§ Source data

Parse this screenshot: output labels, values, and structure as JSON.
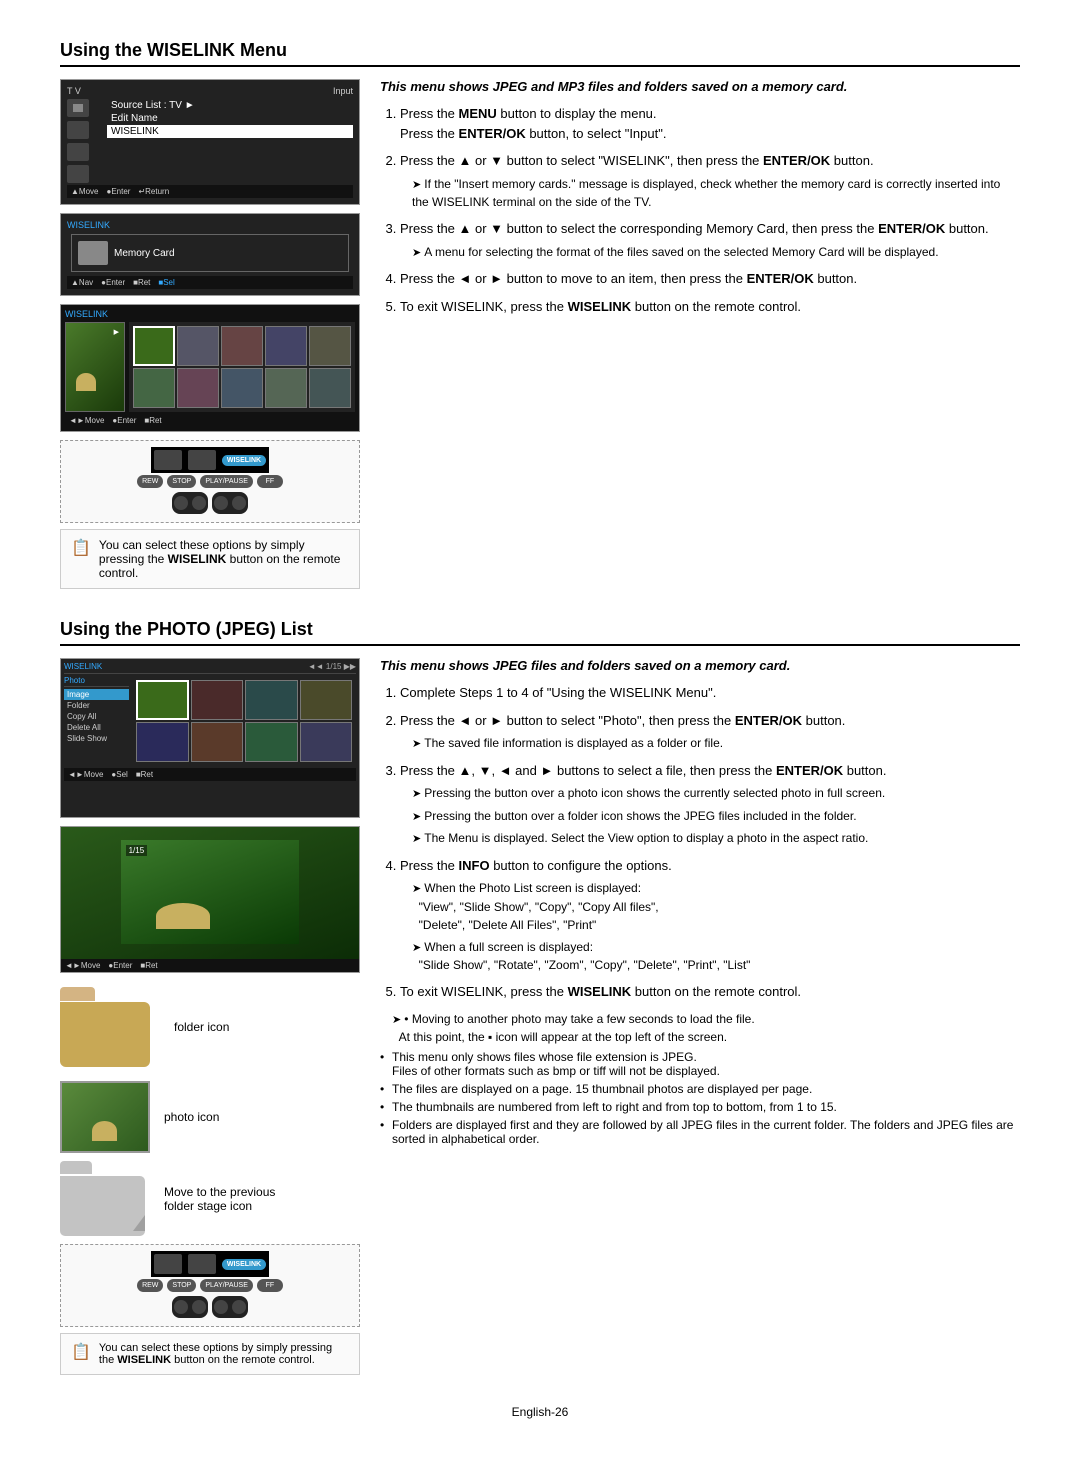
{
  "wiselink_section": {
    "title": "Using the WISELINK Menu",
    "intro_italic": "This menu shows JPEG and MP3 files and folders saved on a memory card.",
    "steps": [
      {
        "num": "1.",
        "text": "Press the ",
        "bold": "MENU",
        "text2": " button to display the menu.",
        "line2": "Press the ",
        "bold2": "ENTER/OK",
        "text3": " button, to select \"Input\"."
      },
      {
        "num": "2.",
        "text": "Press the ▲ or ▼ button to select \"WISELINK\", then press the ",
        "bold": "ENTER/OK",
        "text2": " button."
      },
      {
        "num": "3.",
        "indent": "If the \"Insert memory cards.\" message is displayed, check whether the memory card is correctly inserted into the WISELINK terminal on the side of the TV.",
        "text": "Press the ▲ or ▼ button to select the corresponding Memory Card, then press the ",
        "bold": "ENTER/OK",
        "text2": " button.",
        "indent2": "A menu for selecting the format of the files saved on the selected Memory Card will be displayed."
      },
      {
        "num": "4.",
        "text": "Press the ◄ or ► button to move to an item, then press the ",
        "bold": "ENTER/OK",
        "text2": " button."
      },
      {
        "num": "5.",
        "text": "To exit WISELINK, press the ",
        "bold": "WISELINK",
        "text2": " button on the remote control."
      }
    ],
    "note": "You can select these options by simply pressing the WISELINK button on the remote control.",
    "note_bold": "WISELINK",
    "tv_screens": [
      {
        "label": "TV / Input menu",
        "items": [
          "Source List : TV",
          "Edit Name",
          "WISELINK"
        ],
        "bottom": "▲Move  ●Enter  ↵Return"
      },
      {
        "label": "WISELINK memory card",
        "content": "Memory Card"
      },
      {
        "label": "Photo selection"
      }
    ]
  },
  "photo_section": {
    "title": "Using the PHOTO (JPEG) List",
    "intro_italic": "This menu shows JPEG files and folders saved on a memory card.",
    "steps": [
      {
        "num": "1.",
        "text": "Complete Steps 1 to 4 of \"Using the WISELINK Menu\"."
      },
      {
        "num": "2.",
        "text": "Press the ◄ or ► button to select \"Photo\", then press the ",
        "bold": "ENTER/OK",
        "text2": " button.",
        "indent": "The saved file information is displayed as a folder or file."
      },
      {
        "num": "3.",
        "text": "Press the ▲, ▼, ◄ and ► buttons to select a file, then press the ",
        "bold": "ENTER/OK",
        "text2": " button.",
        "indents": [
          "Pressing the button over a photo icon shows the currently selected photo in full screen.",
          "Pressing the button over a folder icon shows the JPEG files included in the folder.",
          "The Menu is displayed. Select the View option to display a photo in the aspect ratio."
        ]
      },
      {
        "num": "4.",
        "text": "Press the ",
        "bold": "INFO",
        "text2": " button to configure the options.",
        "indents": [
          "When the Photo List screen is displayed:",
          "\"View\", \"Slide Show\", \"Copy\", \"Copy All files\", \"Delete\", \"Delete All Files\", \"Print\"",
          "When a full screen is displayed:",
          "\"Slide Show\", \"Rotate\", \"Zoom\", \"Copy\", \"Delete\", \"Print\", \"List\""
        ]
      },
      {
        "num": "5.",
        "text": "To exit WISELINK, press the ",
        "bold": "WISELINK",
        "text2": " button on the remote control."
      }
    ],
    "arrow_note_1": "• Moving to another photo may take a few seconds to load the file. At this point, the  icon will appear at the top left of the screen.",
    "bullets": [
      "This menu only shows files whose file extension is JPEG. Files of other formats such as bmp or tiff will not be displayed.",
      "The files are displayed on a page. 15 thumbnail photos are displayed per page.",
      "The thumbnails are numbered from left to right and from top to bottom, from 1 to 15.",
      "Folders are displayed first and they are followed by all JPEG files in the current folder. The folders and JPEG files are sorted in alphabetical order."
    ],
    "icon_folder_label": "folder icon",
    "icon_photo_label": "photo icon",
    "icon_prev_folder_label": "Move to the previous folder stage icon",
    "note": "You can select these options by simply pressing the ",
    "note_bold": "WISELINK",
    "note2": " button on the remote control."
  },
  "page_number": "English-26",
  "remote": {
    "wiselink_label": "WISELINK",
    "rew_label": "REW",
    "stop_label": "STOP",
    "play_label": "PLAY/PAUSE",
    "ff_label": "FF"
  }
}
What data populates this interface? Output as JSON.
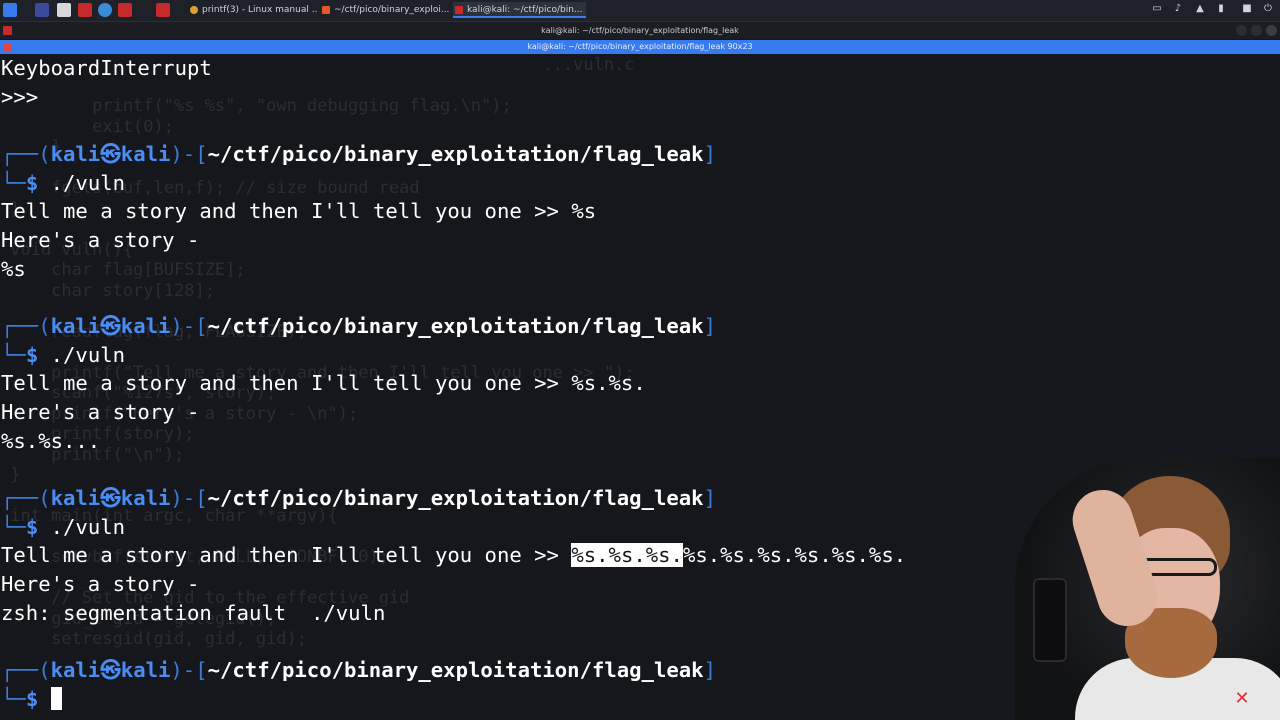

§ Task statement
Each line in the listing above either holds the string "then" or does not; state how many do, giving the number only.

§ Result of this task
5